Items from an interface collection
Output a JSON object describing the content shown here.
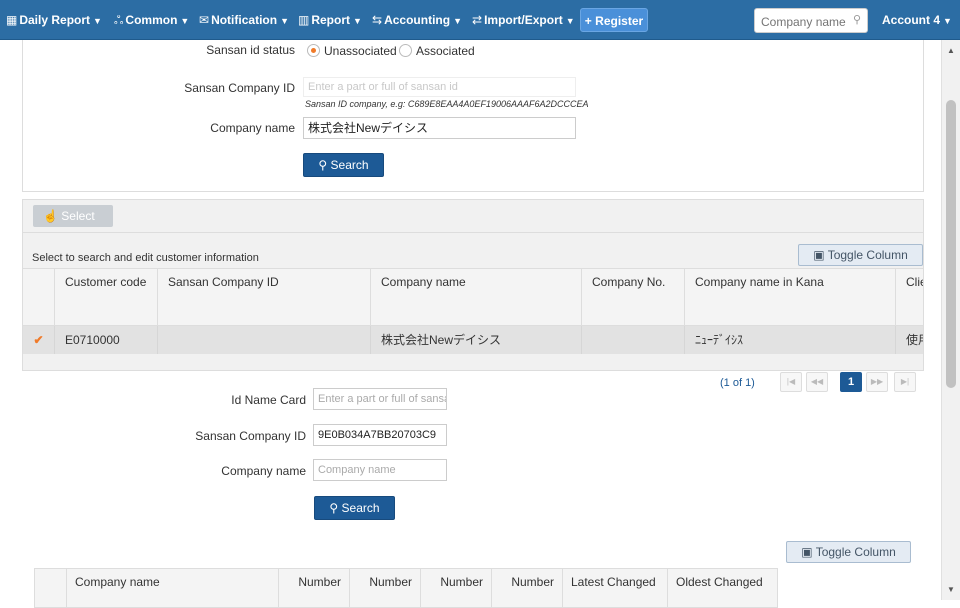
{
  "navbar": {
    "items": [
      {
        "icon": "calendar-icon",
        "glyph": "▦",
        "label": "Daily Report"
      },
      {
        "icon": "users-icon",
        "glyph": "ஃ",
        "label": "Common"
      },
      {
        "icon": "envelope-icon",
        "glyph": "✉",
        "label": "Notification"
      },
      {
        "icon": "bar-chart-icon",
        "glyph": "▥",
        "label": "Report"
      },
      {
        "icon": "exchange-icon",
        "glyph": "⇆",
        "label": "Accounting"
      },
      {
        "icon": "import-export-icon",
        "glyph": "⇄",
        "label": "Import/Export"
      }
    ],
    "register_label": "Register",
    "register_glyph": "+",
    "search_placeholder": "Company name",
    "account_label": "Account 4"
  },
  "top_form": {
    "status_label": "Sansan id status",
    "status_options": [
      "Unassociated",
      "Associated"
    ],
    "status_selected": "Unassociated",
    "sansan_id_label": "Sansan Company ID",
    "sansan_id_placeholder": "Enter a part or full of sansan id",
    "sansan_id_hint": "Sansan ID company, e.g: C689E8EAA4A0EF19006AAAF6A2DCCCEA",
    "company_name_label": "Company name",
    "company_name_value": "株式会社Newデイシス",
    "search_label": "Search"
  },
  "customer_grid": {
    "select_label": "Select",
    "caption": "Select to search and edit customer information",
    "toggle_label": "Toggle Column",
    "columns": [
      "Customer code",
      "Sansan Company ID",
      "Company name",
      "Company No.",
      "Company name in Kana",
      "Clie"
    ],
    "rows": [
      {
        "checked": true,
        "customer_code": "E0710000",
        "sansan_id": "",
        "company_name": "株式会社Newデイシス",
        "company_no": "",
        "kana": "ﾆｭｰﾃﾞｲｼｽ",
        "client": "使用"
      }
    ]
  },
  "pager": {
    "info": "(1 of 1)",
    "first": "|◀",
    "prev": "◀◀",
    "current": "1",
    "next": "▶▶",
    "last": "▶|"
  },
  "namecard_form": {
    "id_label": "Id Name Card",
    "id_placeholder": "Enter a part or full of sansan id",
    "sansan_id_label": "Sansan Company ID",
    "sansan_id_value": "9E0B034A7BB20703C9",
    "company_label": "Company name",
    "company_placeholder": "Company name",
    "search_label": "Search"
  },
  "bottom_grid": {
    "toggle_label": "Toggle Column",
    "columns": [
      "Company name",
      "Number",
      "Number",
      "Number",
      "Number",
      "Latest Changed",
      "Oldest Changed"
    ]
  }
}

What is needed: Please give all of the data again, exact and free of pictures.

Solution for this task:
Output a JSON object describing the content shown here.
{
  "navbar": {
    "items": [
      {
        "icon": "calendar-icon",
        "glyph": "▦",
        "label": "Daily Report"
      },
      {
        "icon": "users-icon",
        "glyph": "ஃ",
        "label": "Common"
      },
      {
        "icon": "envelope-icon",
        "glyph": "✉",
        "label": "Notification"
      },
      {
        "icon": "bar-chart-icon",
        "glyph": "▥",
        "label": "Report"
      },
      {
        "icon": "exchange-icon",
        "glyph": "⇆",
        "label": "Accounting"
      },
      {
        "icon": "import-export-icon",
        "glyph": "⇄",
        "label": "Import/Export"
      }
    ],
    "register_label": "Register",
    "register_glyph": "+",
    "search_placeholder": "Company name",
    "account_label": "Account 4"
  },
  "top_form": {
    "status_label": "Sansan id status",
    "status_options": [
      "Unassociated",
      "Associated"
    ],
    "status_selected": "Unassociated",
    "sansan_id_label": "Sansan Company ID",
    "sansan_id_placeholder": "Enter a part or full of sansan id",
    "sansan_id_hint": "Sansan ID company, e.g: C689E8EAA4A0EF19006AAAF6A2DCCCEA",
    "company_name_label": "Company name",
    "company_name_value": "株式会社Newデイシス",
    "search_label": "Search"
  },
  "customer_grid": {
    "select_label": "Select",
    "caption": "Select to search and edit customer information",
    "toggle_label": "Toggle Column",
    "columns": [
      "Customer code",
      "Sansan Company ID",
      "Company name",
      "Company No.",
      "Company name in Kana",
      "Clie"
    ],
    "rows": [
      {
        "checked": true,
        "customer_code": "E0710000",
        "sansan_id": "",
        "company_name": "株式会社Newデイシス",
        "company_no": "",
        "kana": "ﾆｭｰﾃﾞｲｼｽ",
        "client": "使用"
      }
    ]
  },
  "pager": {
    "info": "(1 of 1)",
    "first": "|◀",
    "prev": "◀◀",
    "current": "1",
    "next": "▶▶",
    "last": "▶|"
  },
  "namecard_form": {
    "id_label": "Id Name Card",
    "id_placeholder": "Enter a part or full of sansan id",
    "sansan_id_label": "Sansan Company ID",
    "sansan_id_value": "9E0B034A7BB20703C9",
    "company_label": "Company name",
    "company_placeholder": "Company name",
    "search_label": "Search"
  },
  "bottom_grid": {
    "toggle_label": "Toggle Column",
    "columns": [
      "Company name",
      "Number",
      "Number",
      "Number",
      "Number",
      "Latest Changed",
      "Oldest Changed"
    ]
  }
}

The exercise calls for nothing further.